Problem description: Whenever a line of the data below holds the string "this", copy that line.

The data:
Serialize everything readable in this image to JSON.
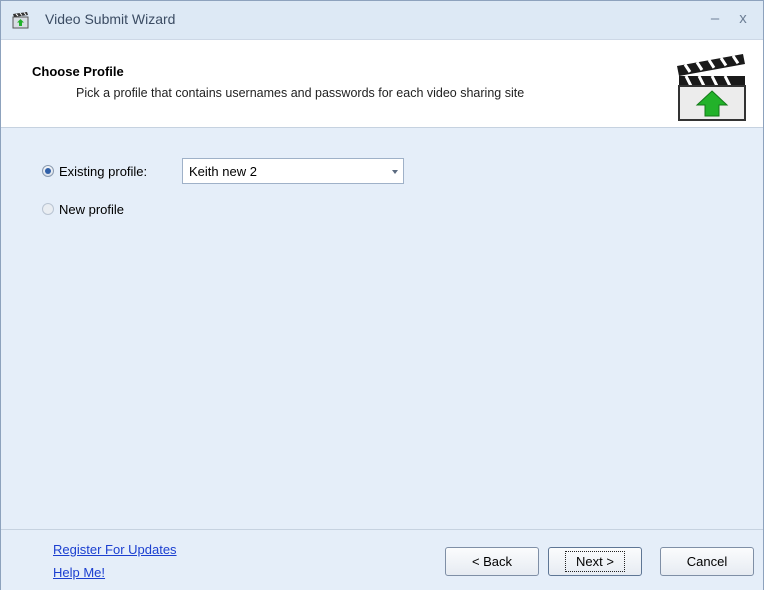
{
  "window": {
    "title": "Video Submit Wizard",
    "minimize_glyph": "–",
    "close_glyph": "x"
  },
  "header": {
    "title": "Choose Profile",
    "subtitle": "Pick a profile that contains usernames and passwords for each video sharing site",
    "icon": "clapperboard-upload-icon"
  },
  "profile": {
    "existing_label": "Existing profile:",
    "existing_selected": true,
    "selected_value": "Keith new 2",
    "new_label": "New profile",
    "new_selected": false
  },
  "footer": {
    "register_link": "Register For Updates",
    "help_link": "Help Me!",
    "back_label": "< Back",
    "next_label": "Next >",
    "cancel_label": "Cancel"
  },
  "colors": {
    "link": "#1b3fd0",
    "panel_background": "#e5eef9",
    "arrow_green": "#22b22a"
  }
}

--

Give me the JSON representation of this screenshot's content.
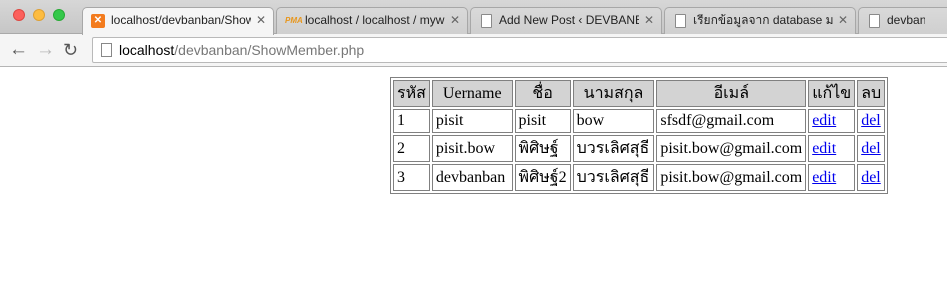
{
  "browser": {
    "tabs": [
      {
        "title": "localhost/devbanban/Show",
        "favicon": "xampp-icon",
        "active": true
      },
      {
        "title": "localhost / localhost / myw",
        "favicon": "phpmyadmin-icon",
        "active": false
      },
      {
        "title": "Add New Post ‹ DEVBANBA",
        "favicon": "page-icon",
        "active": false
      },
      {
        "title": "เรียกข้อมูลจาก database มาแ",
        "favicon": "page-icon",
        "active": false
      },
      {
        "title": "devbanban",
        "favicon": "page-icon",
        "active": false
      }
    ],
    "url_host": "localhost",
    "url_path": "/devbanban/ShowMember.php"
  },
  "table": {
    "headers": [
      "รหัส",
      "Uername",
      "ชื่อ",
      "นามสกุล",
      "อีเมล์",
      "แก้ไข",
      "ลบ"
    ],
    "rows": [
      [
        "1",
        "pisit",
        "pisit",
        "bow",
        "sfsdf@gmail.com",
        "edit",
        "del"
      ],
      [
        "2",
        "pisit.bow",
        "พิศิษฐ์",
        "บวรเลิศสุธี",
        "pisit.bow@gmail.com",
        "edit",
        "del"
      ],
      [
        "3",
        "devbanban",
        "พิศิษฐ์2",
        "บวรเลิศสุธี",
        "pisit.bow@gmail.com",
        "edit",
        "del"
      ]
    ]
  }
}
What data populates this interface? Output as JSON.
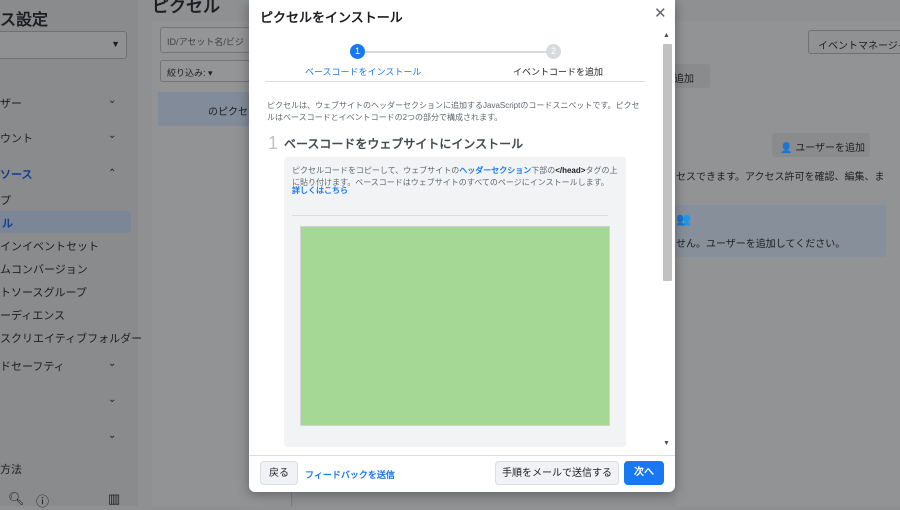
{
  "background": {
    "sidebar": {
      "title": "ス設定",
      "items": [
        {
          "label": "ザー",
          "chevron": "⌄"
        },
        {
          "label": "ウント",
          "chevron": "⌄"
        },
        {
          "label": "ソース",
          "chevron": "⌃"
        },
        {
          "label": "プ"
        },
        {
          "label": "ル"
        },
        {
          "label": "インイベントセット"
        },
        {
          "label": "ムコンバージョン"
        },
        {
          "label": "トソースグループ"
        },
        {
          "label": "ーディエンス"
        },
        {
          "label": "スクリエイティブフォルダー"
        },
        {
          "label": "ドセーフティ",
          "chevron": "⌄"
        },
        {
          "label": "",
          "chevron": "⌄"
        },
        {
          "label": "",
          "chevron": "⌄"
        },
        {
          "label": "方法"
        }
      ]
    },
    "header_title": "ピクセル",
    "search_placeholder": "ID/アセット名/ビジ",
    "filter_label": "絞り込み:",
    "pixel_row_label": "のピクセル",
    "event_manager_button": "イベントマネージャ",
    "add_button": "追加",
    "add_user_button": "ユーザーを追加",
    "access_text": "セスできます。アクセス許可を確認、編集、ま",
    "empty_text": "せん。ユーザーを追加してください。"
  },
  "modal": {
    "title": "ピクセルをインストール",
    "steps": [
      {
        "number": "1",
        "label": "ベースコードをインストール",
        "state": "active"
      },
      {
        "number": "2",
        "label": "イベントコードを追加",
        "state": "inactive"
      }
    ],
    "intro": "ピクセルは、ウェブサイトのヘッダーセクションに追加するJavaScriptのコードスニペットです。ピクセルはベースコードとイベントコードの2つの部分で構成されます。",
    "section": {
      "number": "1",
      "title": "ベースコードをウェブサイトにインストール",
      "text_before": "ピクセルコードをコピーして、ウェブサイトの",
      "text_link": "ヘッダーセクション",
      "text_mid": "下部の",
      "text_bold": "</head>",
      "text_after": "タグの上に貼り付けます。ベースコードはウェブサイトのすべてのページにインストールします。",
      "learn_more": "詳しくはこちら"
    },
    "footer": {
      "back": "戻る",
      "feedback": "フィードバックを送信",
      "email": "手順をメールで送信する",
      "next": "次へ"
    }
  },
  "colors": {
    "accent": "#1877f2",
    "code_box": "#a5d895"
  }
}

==

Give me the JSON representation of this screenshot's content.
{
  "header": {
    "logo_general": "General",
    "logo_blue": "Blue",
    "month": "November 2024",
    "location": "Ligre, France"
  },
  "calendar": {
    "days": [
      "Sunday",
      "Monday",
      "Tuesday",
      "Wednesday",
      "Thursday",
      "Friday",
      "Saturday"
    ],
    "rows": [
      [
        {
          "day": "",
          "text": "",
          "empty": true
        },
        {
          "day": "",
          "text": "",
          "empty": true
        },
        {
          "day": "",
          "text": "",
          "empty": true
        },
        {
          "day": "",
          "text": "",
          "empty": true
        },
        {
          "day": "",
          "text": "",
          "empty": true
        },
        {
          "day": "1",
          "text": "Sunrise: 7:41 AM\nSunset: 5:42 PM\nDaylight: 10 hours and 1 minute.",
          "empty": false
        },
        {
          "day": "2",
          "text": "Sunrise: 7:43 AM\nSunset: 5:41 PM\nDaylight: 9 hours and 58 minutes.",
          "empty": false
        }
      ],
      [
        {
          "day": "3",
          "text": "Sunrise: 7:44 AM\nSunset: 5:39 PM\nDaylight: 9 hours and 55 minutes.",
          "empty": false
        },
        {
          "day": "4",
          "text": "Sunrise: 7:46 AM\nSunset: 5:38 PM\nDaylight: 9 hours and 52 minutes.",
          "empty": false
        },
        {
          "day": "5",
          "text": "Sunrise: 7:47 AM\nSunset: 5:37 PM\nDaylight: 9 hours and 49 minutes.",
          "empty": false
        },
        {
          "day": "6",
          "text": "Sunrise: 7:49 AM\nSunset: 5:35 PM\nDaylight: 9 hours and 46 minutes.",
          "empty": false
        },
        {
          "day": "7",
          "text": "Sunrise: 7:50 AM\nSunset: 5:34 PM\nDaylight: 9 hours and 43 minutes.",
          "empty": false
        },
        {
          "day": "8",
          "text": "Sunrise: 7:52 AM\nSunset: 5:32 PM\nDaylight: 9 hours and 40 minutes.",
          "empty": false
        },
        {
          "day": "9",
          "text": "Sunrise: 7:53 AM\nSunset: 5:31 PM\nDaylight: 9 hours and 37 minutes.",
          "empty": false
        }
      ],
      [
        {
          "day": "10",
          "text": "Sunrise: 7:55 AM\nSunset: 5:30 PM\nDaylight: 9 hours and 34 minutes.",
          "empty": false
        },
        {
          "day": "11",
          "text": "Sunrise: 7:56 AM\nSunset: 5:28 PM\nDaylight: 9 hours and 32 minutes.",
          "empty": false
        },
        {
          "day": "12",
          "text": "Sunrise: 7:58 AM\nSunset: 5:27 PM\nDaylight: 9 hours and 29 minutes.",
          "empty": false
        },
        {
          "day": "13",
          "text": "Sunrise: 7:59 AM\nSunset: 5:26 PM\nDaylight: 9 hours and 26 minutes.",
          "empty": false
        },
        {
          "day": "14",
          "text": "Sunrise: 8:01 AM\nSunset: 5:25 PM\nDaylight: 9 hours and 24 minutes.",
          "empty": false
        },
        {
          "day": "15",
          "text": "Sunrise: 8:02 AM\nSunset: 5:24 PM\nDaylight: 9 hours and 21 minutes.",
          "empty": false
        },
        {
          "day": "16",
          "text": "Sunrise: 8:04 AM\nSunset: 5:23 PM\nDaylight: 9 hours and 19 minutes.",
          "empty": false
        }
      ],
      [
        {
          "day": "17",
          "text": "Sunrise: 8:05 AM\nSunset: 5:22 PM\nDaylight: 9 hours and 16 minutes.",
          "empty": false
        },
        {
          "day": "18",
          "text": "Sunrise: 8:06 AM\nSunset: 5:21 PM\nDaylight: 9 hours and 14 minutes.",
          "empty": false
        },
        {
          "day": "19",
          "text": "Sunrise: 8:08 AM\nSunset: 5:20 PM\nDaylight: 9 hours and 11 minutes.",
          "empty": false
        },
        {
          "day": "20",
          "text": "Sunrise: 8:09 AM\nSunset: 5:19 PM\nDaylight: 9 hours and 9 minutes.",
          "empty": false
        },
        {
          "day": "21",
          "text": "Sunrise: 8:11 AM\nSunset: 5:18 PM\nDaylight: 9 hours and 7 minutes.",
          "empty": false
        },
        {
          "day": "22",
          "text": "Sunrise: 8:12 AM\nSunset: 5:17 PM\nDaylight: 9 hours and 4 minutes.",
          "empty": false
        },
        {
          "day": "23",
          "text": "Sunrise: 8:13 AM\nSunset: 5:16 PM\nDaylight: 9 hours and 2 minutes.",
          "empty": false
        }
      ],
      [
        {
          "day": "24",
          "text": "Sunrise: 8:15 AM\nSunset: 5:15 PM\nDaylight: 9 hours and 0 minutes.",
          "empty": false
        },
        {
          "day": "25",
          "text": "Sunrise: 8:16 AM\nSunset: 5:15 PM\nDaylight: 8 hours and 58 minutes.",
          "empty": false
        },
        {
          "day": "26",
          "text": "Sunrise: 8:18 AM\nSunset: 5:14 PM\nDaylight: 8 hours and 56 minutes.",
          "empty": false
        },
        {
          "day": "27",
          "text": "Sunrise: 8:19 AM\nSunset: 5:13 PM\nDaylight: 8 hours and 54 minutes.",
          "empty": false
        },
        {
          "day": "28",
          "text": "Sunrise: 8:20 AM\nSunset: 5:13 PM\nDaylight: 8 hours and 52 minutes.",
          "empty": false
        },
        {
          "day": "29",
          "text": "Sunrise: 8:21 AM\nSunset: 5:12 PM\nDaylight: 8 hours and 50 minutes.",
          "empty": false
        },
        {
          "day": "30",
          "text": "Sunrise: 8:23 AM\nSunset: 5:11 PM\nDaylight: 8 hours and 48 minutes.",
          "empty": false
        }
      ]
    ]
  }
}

Response box:
Serialize everything readable in this image to JSON.
Give me the JSON representation of this screenshot's content.
What data populates this interface? Output as JSON.
Give me the JSON representation of this screenshot's content.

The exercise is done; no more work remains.